As important as the lead characters are, just as important are all the seemingly peripheral elements, particularly the setting of the film, which replicates that mid-1960s look throughout, and populates it with a galaxy of fictional musical stars for these characters to interact with – jazz musicians, a girl group that sounds like it’s been produced by Phil Spector, a Tom Jones-like crooner who begrudgingly sings a novelty song that happens to be the theme song to some in-universe spy TV series or movie, and a self-absorbed diva all feel like they have a personal history and fandom, and they come complete with actual, fully composed songs that sound like songs that would have played on the radio back in the day. And then you’ve got the songs from The Wonders themselves, which are great pop rock songs that are easy to listen to even apart from the film, even beyond the title track. These are genuinely great songs in their own right that stand apart from the film as songs you’d like to listen to on their own rather than just throwaway songs that the filmmakers were content with just having snippets of to play within the film. It even includes a couple tracks from Jimmy’s post-Wonders band, The Heardsmen, just for good measure, but my personal favorite non-Wonders song is the girl group track, “Hold My Hand, Hold My Heart” by The Chantrellines. In the context of the film itself, though, it just makes this feel all the more like a real, lived-in world, which just enhances the whole experience.

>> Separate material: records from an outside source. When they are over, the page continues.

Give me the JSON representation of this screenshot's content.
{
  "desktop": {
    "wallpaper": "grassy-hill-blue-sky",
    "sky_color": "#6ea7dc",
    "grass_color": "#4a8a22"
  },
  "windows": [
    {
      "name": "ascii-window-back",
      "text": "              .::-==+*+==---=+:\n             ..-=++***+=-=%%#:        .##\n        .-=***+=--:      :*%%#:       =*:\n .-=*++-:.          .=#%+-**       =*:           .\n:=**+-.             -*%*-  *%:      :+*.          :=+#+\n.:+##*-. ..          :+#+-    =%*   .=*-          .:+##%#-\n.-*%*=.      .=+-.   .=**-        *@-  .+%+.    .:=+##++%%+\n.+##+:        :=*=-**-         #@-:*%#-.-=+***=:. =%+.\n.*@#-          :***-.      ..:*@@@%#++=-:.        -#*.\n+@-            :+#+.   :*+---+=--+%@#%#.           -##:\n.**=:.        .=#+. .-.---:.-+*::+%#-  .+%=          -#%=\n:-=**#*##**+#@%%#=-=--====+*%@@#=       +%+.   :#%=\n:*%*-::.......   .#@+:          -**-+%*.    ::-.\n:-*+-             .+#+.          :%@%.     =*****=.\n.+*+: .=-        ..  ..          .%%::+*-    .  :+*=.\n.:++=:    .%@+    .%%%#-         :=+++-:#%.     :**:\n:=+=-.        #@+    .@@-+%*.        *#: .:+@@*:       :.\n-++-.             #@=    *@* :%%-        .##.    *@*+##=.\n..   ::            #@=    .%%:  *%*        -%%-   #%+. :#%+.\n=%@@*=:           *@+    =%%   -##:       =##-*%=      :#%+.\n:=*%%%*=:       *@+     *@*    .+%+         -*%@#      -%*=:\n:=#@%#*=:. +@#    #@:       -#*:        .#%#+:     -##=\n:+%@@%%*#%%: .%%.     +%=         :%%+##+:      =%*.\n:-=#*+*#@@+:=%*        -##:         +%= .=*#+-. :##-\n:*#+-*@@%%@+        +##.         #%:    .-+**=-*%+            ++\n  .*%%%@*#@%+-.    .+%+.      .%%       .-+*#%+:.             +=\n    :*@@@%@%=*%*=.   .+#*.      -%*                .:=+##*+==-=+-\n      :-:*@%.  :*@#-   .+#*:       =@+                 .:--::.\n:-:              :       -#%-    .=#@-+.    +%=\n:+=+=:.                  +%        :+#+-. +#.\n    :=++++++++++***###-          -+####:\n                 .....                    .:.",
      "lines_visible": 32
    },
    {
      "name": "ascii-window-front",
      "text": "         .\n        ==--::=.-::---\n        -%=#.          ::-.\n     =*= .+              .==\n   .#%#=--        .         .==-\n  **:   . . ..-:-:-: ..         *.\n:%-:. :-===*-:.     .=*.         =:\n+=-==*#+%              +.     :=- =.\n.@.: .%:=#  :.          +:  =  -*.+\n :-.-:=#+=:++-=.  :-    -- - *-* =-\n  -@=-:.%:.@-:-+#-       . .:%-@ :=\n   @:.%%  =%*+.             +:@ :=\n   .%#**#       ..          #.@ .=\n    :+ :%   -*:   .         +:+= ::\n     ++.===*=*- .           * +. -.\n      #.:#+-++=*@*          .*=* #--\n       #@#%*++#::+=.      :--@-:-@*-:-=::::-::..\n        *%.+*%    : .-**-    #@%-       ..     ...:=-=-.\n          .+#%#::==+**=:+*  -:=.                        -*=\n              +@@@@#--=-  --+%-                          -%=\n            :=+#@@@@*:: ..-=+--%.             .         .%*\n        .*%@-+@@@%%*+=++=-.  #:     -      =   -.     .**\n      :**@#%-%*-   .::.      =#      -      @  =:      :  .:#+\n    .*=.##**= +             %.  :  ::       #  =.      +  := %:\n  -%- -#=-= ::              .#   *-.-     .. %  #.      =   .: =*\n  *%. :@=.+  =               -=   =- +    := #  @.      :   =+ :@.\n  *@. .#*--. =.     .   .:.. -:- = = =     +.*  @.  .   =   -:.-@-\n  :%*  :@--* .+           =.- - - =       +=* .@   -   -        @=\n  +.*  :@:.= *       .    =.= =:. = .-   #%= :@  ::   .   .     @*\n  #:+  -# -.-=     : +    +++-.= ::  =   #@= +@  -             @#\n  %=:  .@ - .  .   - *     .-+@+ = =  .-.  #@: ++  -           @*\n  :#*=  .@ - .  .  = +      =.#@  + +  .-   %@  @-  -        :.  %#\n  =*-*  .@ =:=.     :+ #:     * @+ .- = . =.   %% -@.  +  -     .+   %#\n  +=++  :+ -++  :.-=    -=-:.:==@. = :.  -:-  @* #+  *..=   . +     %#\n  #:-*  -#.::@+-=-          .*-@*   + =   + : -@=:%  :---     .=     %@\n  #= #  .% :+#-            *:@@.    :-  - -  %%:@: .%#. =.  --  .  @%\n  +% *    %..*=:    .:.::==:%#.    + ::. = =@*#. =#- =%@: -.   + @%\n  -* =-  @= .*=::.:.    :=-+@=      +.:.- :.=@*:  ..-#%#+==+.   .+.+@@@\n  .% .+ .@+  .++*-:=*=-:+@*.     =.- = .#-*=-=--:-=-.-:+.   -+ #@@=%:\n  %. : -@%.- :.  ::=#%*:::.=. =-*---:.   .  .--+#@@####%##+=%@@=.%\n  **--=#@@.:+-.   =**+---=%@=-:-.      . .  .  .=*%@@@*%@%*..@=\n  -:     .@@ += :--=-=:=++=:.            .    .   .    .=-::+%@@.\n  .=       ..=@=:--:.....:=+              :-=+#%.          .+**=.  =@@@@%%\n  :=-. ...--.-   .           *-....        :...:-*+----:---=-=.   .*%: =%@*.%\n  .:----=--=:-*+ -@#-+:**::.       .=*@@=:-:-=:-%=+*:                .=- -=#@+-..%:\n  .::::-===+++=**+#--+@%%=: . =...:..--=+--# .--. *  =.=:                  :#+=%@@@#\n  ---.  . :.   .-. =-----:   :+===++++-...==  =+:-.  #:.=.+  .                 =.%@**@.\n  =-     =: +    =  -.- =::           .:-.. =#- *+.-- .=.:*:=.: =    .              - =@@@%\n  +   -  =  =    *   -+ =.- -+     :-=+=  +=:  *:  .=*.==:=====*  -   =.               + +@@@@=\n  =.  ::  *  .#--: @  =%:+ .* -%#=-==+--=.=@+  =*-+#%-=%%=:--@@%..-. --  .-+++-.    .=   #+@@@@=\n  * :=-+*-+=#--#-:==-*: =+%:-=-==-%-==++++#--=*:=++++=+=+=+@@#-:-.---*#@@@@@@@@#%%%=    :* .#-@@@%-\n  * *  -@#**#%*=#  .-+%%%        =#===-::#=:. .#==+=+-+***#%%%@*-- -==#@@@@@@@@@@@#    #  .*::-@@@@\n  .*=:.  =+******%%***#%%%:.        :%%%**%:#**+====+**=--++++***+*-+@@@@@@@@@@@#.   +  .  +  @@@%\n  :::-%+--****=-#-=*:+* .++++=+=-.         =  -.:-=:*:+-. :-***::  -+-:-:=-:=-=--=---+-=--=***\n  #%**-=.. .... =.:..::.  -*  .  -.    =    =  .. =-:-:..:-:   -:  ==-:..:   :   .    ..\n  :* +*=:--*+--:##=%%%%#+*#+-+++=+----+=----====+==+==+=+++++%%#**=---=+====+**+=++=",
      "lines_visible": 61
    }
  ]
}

I really don’t have any real criticisms of this film to mention here. Anything I could point out would just seem petty and are easily overlooked in favor of all the other things the film does right. About the only negative thing I can really say at this point is that I’m just mad that my very, very old DVD disc is apparently so old that the disc has seemingly warped to the point where the last chapter didn’t play last night, so my revisit of the film was incomplete. No matter, though, as I have seen this movie so many times in the past, I remember pretty much every bit of the parts I wasn’t able to watch this time around. It’s also a great excuse to finally upgrade to a Blu-Ray, even if the video quality is reportedly not great. (The film, despite great reviews at the time, is not exactly remembered by many, and so I doubt Fox would be kind enough to remaster it.) Seriously, though, this is one of the most joyously entertaining modern musicals that you could ever watch, and given the amount of attention that went into all the details of the film, it’s a tremendously impressive debut for Tom Hanks as a director, too. (Let’s hope he can put Larry Crowne behind him and do something similar again in the future.) That Thing You Do! is one of those great films that’s also pretty much guaranteed to put you in a good mood by the film’s end, no matter what mood you were in before.
The Viewer’s Commentary Rating: 4.5 / 5